Mark Boleat, chairman of the policy and resources committee at the City of London, told IBTimesUK that the city was hoping that even with the Brexit decision, Britain would remain in the single market. He said that the banks and financial companies that he had spoken to were letting the dust settle. "I think the one thing we have learned is that every business is in a different position. Every bank is in a different position," he said.
But Boleat is confident that while other finance centres would like to swoop on business that may be looking to leave London, Paris and Frankfurt may struggle to compete even after Brexit. France's "anti-business attitude" acts as a deterrent to financial companies and banks, with strict regulations on employment and tax rates of as much as 50% on high earners.

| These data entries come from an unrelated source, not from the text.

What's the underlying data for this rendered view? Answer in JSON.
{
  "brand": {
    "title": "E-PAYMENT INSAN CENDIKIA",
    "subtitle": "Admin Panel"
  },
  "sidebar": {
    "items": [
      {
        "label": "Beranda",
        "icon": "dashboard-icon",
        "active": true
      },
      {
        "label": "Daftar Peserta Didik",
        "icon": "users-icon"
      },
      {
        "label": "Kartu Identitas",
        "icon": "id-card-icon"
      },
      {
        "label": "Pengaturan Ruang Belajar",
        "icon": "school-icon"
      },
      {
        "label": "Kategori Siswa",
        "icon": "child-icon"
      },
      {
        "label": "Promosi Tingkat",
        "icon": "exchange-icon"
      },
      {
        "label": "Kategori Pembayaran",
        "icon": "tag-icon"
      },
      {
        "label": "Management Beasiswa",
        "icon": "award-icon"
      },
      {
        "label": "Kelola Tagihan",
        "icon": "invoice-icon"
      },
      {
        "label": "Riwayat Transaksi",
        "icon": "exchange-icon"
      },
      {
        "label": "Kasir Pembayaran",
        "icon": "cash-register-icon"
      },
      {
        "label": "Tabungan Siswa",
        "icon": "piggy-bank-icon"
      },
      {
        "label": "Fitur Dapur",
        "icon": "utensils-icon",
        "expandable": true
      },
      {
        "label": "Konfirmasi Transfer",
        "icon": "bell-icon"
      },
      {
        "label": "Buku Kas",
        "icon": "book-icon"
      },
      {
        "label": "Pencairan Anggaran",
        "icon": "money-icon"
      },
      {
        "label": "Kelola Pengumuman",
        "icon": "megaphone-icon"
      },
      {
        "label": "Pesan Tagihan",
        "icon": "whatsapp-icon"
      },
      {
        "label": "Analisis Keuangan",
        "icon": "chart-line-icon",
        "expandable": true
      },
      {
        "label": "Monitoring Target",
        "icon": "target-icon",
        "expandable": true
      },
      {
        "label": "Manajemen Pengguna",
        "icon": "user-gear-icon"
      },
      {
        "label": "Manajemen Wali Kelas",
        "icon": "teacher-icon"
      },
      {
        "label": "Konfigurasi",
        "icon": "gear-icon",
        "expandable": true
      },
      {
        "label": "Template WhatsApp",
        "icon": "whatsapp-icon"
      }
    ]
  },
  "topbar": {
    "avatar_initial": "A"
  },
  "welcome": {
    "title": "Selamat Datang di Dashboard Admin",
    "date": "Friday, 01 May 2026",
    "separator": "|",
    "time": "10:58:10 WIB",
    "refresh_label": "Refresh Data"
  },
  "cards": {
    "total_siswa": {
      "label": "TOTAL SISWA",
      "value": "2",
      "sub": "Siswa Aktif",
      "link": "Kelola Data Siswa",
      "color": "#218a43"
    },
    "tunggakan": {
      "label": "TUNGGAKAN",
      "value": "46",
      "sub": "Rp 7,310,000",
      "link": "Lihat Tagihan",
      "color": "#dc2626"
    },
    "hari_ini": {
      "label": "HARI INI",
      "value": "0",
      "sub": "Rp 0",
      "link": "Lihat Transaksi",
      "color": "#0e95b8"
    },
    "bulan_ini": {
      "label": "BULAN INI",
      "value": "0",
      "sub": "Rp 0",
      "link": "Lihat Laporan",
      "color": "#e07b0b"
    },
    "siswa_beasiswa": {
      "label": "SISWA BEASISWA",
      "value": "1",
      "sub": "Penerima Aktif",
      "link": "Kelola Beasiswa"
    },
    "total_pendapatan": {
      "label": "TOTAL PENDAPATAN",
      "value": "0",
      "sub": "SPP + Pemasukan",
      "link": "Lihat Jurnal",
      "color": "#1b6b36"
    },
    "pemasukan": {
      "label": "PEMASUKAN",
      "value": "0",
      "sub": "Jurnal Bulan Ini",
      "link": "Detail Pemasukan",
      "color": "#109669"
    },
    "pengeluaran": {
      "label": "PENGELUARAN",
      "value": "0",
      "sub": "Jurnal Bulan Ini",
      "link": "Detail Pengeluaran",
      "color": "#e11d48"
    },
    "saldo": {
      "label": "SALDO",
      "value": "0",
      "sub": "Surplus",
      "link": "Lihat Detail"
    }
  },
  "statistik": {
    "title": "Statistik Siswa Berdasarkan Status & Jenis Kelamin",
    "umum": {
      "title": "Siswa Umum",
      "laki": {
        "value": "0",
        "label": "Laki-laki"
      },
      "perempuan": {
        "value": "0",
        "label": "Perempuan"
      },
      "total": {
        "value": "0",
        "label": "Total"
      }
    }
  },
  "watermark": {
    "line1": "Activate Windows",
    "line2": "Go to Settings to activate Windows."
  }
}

Frankfurt [...] has already got a significant financial business but it is small.
"Their employment laws are such that it makes it a huge deterrent to employing anybody [and] their personal tax rates are excessively high. [Paris] doesn't have the pool of talent that is needed – partly because they are all in London. They could have it but [they don't] because it is so business unfriendly," he said.
As for Frankfurt, its major issue is its size. The German finance hub has a population of just under 700,000, not much more than the 560,000 people who work in the City of London and Canary Wharf alone. The city is home to the European Central Bank and is a successful transport hub that is growing every year, but like Paris and other centres such as Luxembourg and Dublin, it has a distinct skills shortage when compared to the UK.
"Frankfurt [...] has already got a significant financial business but it is small. Luxembourg is a significant financial centre, but it is a small country and Ireland is the same. This notion of upping sticks and going somewhere else, it is not a question of moving people – the jobs are moved, the people as a whole don't. You might lose some senior people," Boleat said.